**Work required:** For the listing below, give the number of lines that include "heading" and add nothing to it.

::::::

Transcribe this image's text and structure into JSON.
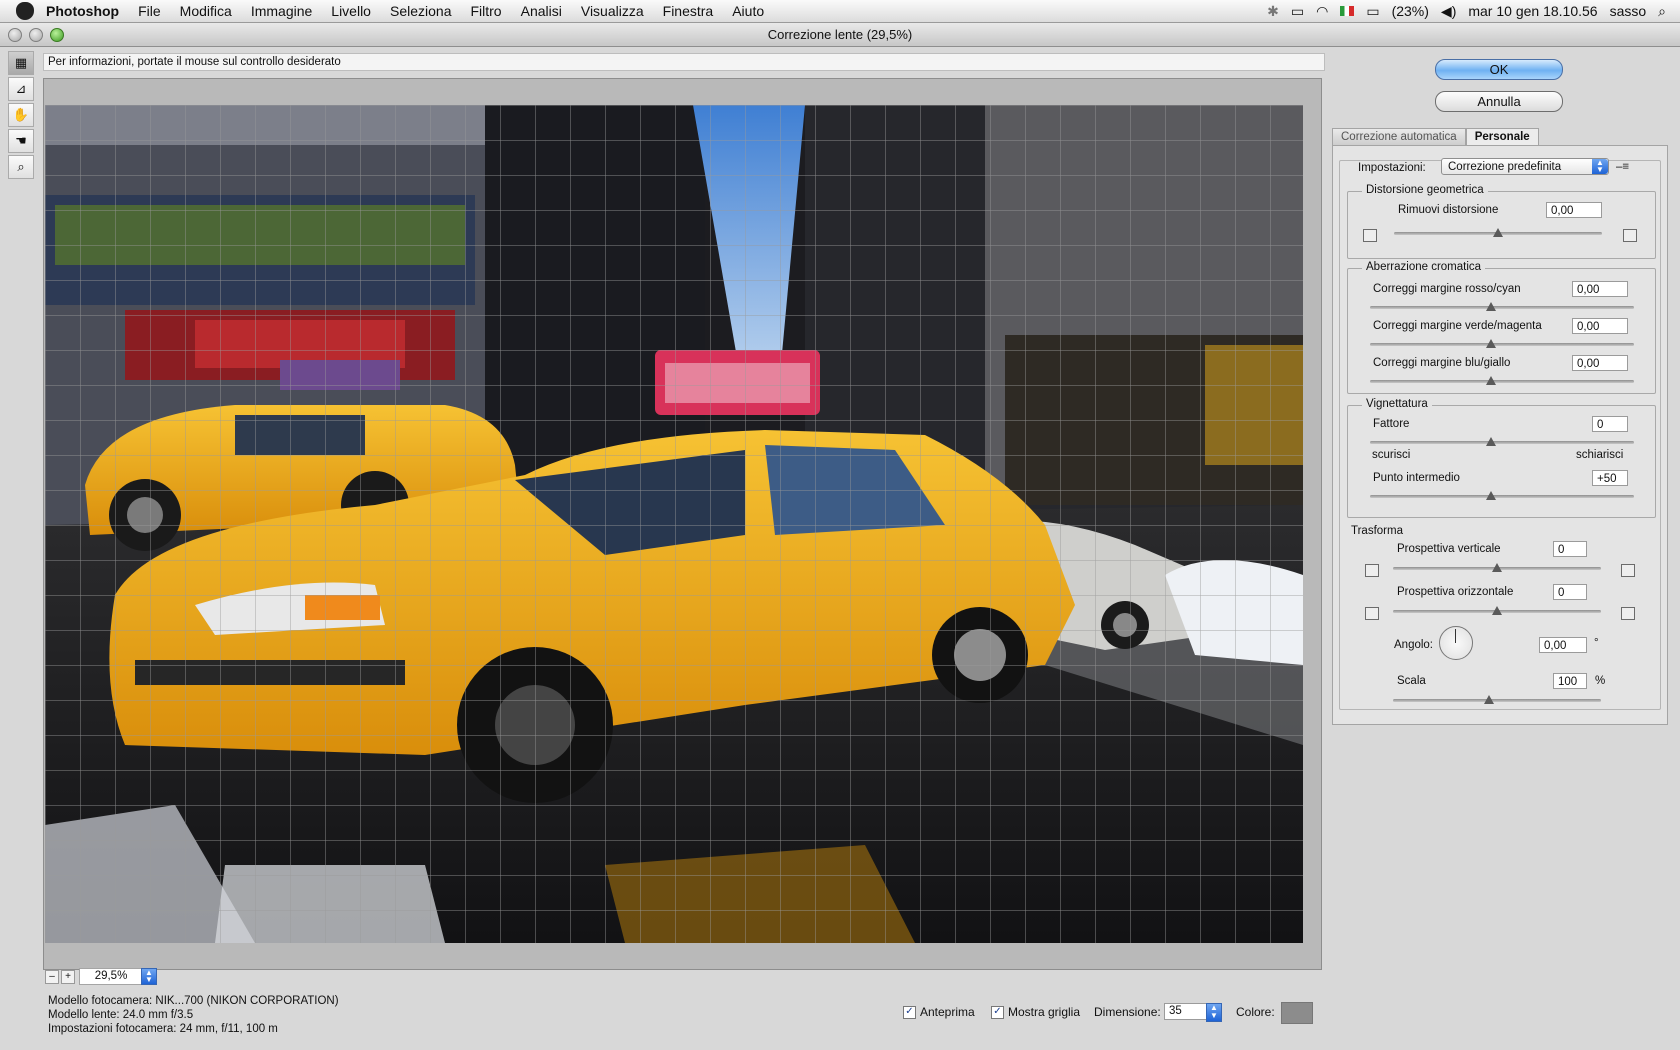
{
  "menubar": {
    "app": "Photoshop",
    "items": [
      "File",
      "Modifica",
      "Immagine",
      "Livello",
      "Seleziona",
      "Filtro",
      "Analisi",
      "Visualizza",
      "Finestra",
      "Aiuto"
    ],
    "battery": "(23%)",
    "datetime": "mar 10 gen  18.10.56",
    "user": "sasso"
  },
  "window": {
    "title": "Correzione lente (29,5%)"
  },
  "info": {
    "text": "Per informazioni, portate il mouse sul controllo desiderato"
  },
  "zoom": {
    "value": "29,5%",
    "minus": "–",
    "plus": "+"
  },
  "exif": {
    "camera": "Modello fotocamera: NIK...700 (NIKON CORPORATION)",
    "lens": "Modello lente: 24.0 mm f/3.5",
    "settings": "Impostazioni fotocamera: 24 mm, f/11, 100 m"
  },
  "bottom": {
    "preview_label": "Anteprima",
    "grid_label": "Mostra griglia",
    "size_label": "Dimensione:",
    "size_value": "35",
    "color_label": "Colore:",
    "grid_color": "#8c8c8c"
  },
  "buttons": {
    "ok": "OK",
    "cancel": "Annulla"
  },
  "tabs": {
    "auto": "Correzione automatica",
    "custom": "Personale"
  },
  "panel": {
    "settings_label": "Impostazioni:",
    "settings_value": "Correzione predefinita",
    "geometric": {
      "title": "Distorsione geometrica",
      "remove_label": "Rimuovi distorsione",
      "remove_value": "0,00"
    },
    "chromatic": {
      "title": "Aberrazione cromatica",
      "red_cyan_label": "Correggi margine rosso/cyan",
      "red_cyan_value": "0,00",
      "green_magenta_label": "Correggi margine verde/magenta",
      "green_magenta_value": "0,00",
      "blue_yellow_label": "Correggi margine blu/giallo",
      "blue_yellow_value": "0,00"
    },
    "vignette": {
      "title": "Vignettatura",
      "amount_label": "Fattore",
      "amount_value": "0",
      "darken": "scurisci",
      "lighten": "schiarisci",
      "midpoint_label": "Punto intermedio",
      "midpoint_value": "+50"
    },
    "transform": {
      "title": "Trasforma",
      "vertical_label": "Prospettiva verticale",
      "vertical_value": "0",
      "horizontal_label": "Prospettiva orizzontale",
      "horizontal_value": "0",
      "angle_label": "Angolo:",
      "angle_value": "0,00",
      "angle_unit": "°",
      "scale_label": "Scala",
      "scale_value": "100",
      "scale_unit": "%"
    }
  },
  "colors": {
    "accent": "#1e63d6",
    "taxi": "#f2b21a"
  }
}
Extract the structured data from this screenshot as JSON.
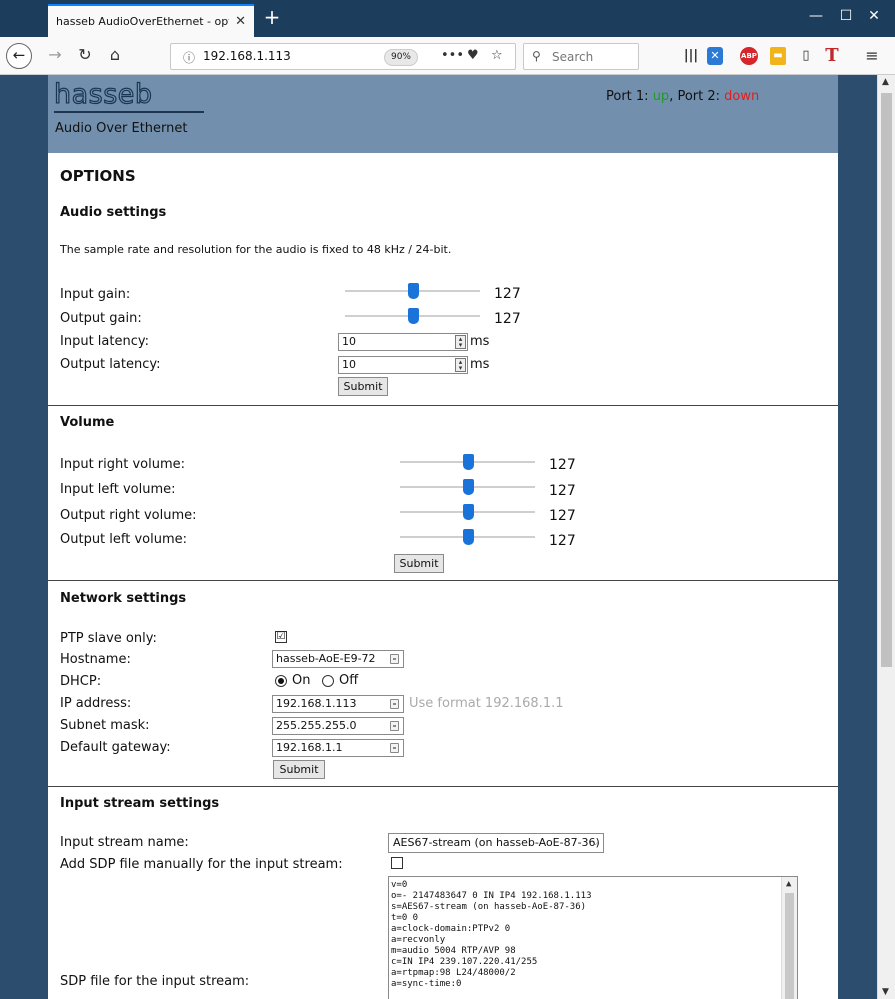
{
  "browser": {
    "tab_title": "hasseb AudioOverEthernet - options",
    "tab_close": "✕",
    "new_tab": "+",
    "window_controls": {
      "minimize": "—",
      "maximize": "☐",
      "close": "✕"
    },
    "url": "192.168.1.113",
    "zoom": "90%",
    "search_placeholder": "Search",
    "icons": [
      "back-icon",
      "forward-icon",
      "reload-icon",
      "home-icon",
      "page-actions-icon",
      "pocket-icon",
      "bookmark-star-icon",
      "search-icon",
      "library-icon",
      "extension-icon",
      "adblock-icon",
      "note-icon",
      "sidebar-icon",
      "t-extension-icon",
      "hamburger-menu-icon"
    ]
  },
  "header": {
    "logo": "hasseb",
    "subtitle": "Audio Over Ethernet",
    "port1_label": "Port 1: ",
    "port1_status": "up",
    "port_sep": ", Port 2: ",
    "port2_status": "down",
    "status_colors": {
      "up": "#1e9c25",
      "down": "#e21d1d"
    }
  },
  "page_title": "OPTIONS",
  "audio": {
    "heading": "Audio settings",
    "note": "The sample rate and resolution for the audio is fixed to 48 kHz / 24-bit.",
    "input_gain_label": "Input gain:",
    "input_gain_value": "127",
    "input_gain_fraction": 0.5,
    "output_gain_label": "Output gain:",
    "output_gain_value": "127",
    "output_gain_fraction": 0.5,
    "input_latency_label": "Input latency:",
    "input_latency_value": "10",
    "output_latency_label": "Output latency:",
    "output_latency_value": "10",
    "unit": "ms",
    "submit": "Submit"
  },
  "volume": {
    "heading": "Volume",
    "sliders": [
      {
        "label": "Input right volume:",
        "value": "127",
        "fraction": 0.5
      },
      {
        "label": "Input left volume:",
        "value": "127",
        "fraction": 0.5
      },
      {
        "label": "Output right volume:",
        "value": "127",
        "fraction": 0.5
      },
      {
        "label": "Output left volume:",
        "value": "127",
        "fraction": 0.5
      }
    ],
    "submit": "Submit"
  },
  "network": {
    "heading": "Network settings",
    "ptp_label": "PTP slave only:",
    "ptp_checked": "☑",
    "hostname_label": "Hostname:",
    "hostname_value": "hasseb-AoE-E9-72",
    "dhcp_label": "DHCP:",
    "dhcp_on": "On",
    "dhcp_off": "Off",
    "ip_label": "IP address:",
    "ip_value": "192.168.1.113",
    "ip_hint": "Use format 192.168.1.1",
    "subnet_label": "Subnet mask:",
    "subnet_value": "255.255.255.0",
    "gateway_label": "Default gateway:",
    "gateway_value": "192.168.1.1",
    "submit": "Submit"
  },
  "input_stream": {
    "heading": "Input stream settings",
    "name_label": "Input stream name:",
    "name_value": "AES67-stream (on hasseb-AoE-87-36)",
    "sdp_manual_label": "Add SDP file manually for the  input stream:",
    "sdp_label": "SDP file for the input stream:",
    "sdp_lines": [
      "v=0",
      "o=- 2147483647 0 IN IP4 192.168.1.113",
      "s=AES67-stream (on hasseb-AoE-87-36)",
      "t=0 0",
      "a=clock-domain:PTPv2 0",
      "a=recvonly",
      "m=audio 5004 RTP/AVP 98",
      "c=IN IP4 239.107.220.41/255",
      "a=rtpmap:98 L24/48000/2",
      "a=sync-time:0"
    ]
  }
}
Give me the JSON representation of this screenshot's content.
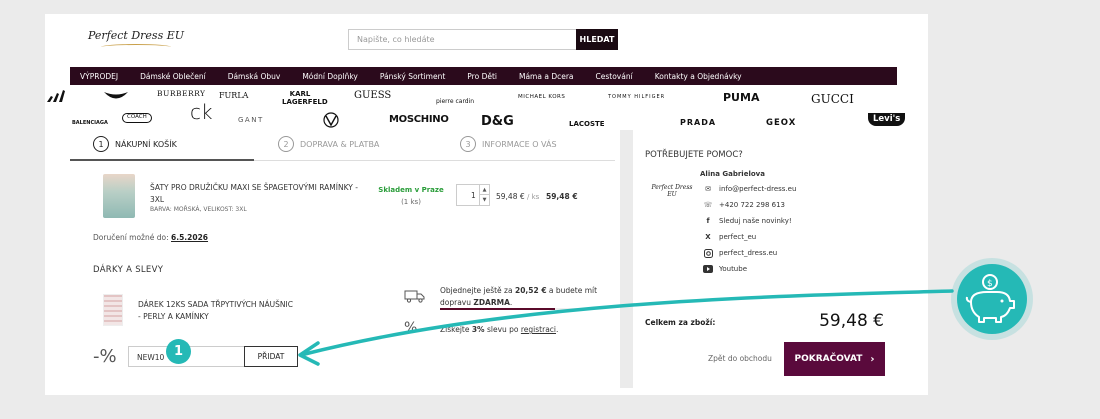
{
  "header": {
    "logo_text": "Perfect Dress EU",
    "search_placeholder": "Napište, co hledáte",
    "search_button": "HLEDAT"
  },
  "nav": [
    "VÝPRODEJ",
    "Dámské Oblečení",
    "Dámská Obuv",
    "Módní Doplňky",
    "Pánský Sortiment",
    "Pro Děti",
    "Máma a Dcera",
    "Cestování",
    "Kontakty a Objednávky"
  ],
  "brands_row1": [
    "BURBERRY",
    "FURLA",
    "KARL LAGERFELD",
    "GUESS",
    "pierre cardin",
    "MICHAEL KORS",
    "TOMMY HILFIGER",
    "PUMA",
    "GUCCI"
  ],
  "brands_row2": [
    "BALENCIAGA",
    "COACH",
    "ck",
    "GANT",
    "MOSCHINO",
    "D&G",
    "LACOSTE",
    "PRADA",
    "GEOX",
    "Levi's"
  ],
  "steps": [
    {
      "num": "1",
      "label": "NÁKUPNÍ KOŠÍK"
    },
    {
      "num": "2",
      "label": "DOPRAVA & PLATBA"
    },
    {
      "num": "3",
      "label": "INFORMACE O VÁS"
    }
  ],
  "cart_item": {
    "name": "ŠATY PRO DRUŽIČKU MAXI SE ŠPAGETOVÝMI RAMÍNKY - 3XL",
    "attributes": "BARVA: MOŘSKÁ, VELIKOST: 3XL",
    "stock": "Skladem v Praze",
    "stock_qty": "(1 ks)",
    "quantity": "1",
    "unit_price": "59,48 €",
    "unit_suffix": "/ ks",
    "line_total": "59,48 €"
  },
  "delivery": {
    "label": "Doručení možné do:",
    "date": "6.5.2026"
  },
  "gifts": {
    "title": "DÁRKY A SLEVY",
    "gift_name": "DÁREK 12KS SADA TŘPYTIVÝCH NÁUŠNIC - PERLY A KAMÍNKY"
  },
  "free_shipping": {
    "pre": "Objednejte ještě za ",
    "amount": "20,52 €",
    "mid": " a budete mít dopravu ",
    "free": "ZDARMA",
    "end": ".",
    "progress": 0.74
  },
  "registration_discount": {
    "pre": "Získejte ",
    "pct": "3%",
    "mid": " slevu po ",
    "link": "registraci",
    "end": "."
  },
  "coupon": {
    "percent_icon": "-%",
    "value": "NEW10",
    "button": "PŘIDAT"
  },
  "help": {
    "title": "POTŘEBUJETE POMOC?",
    "logo_text": "Perfect Dress EU",
    "name": "Alina Gabrielova",
    "email": "info@perfect-dress.eu",
    "phone": "+420 722 298 613",
    "facebook": "Sleduj naše novinky!",
    "x": "perfect_eu",
    "instagram": "perfect_dress.eu",
    "youtube": "Youtube"
  },
  "summary": {
    "label": "Celkem za zboží:",
    "value": "59,48 €",
    "back": "Zpět do obchodu",
    "continue": "POKRAČOVAT"
  },
  "overlay": {
    "step_badge": "1",
    "accent": "#25b9b6"
  },
  "colors": {
    "nav_bg": "#2b0a1c",
    "cta_bg": "#5a0a3c",
    "stock_green": "#2a9d3a"
  }
}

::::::

**Answer box:** 4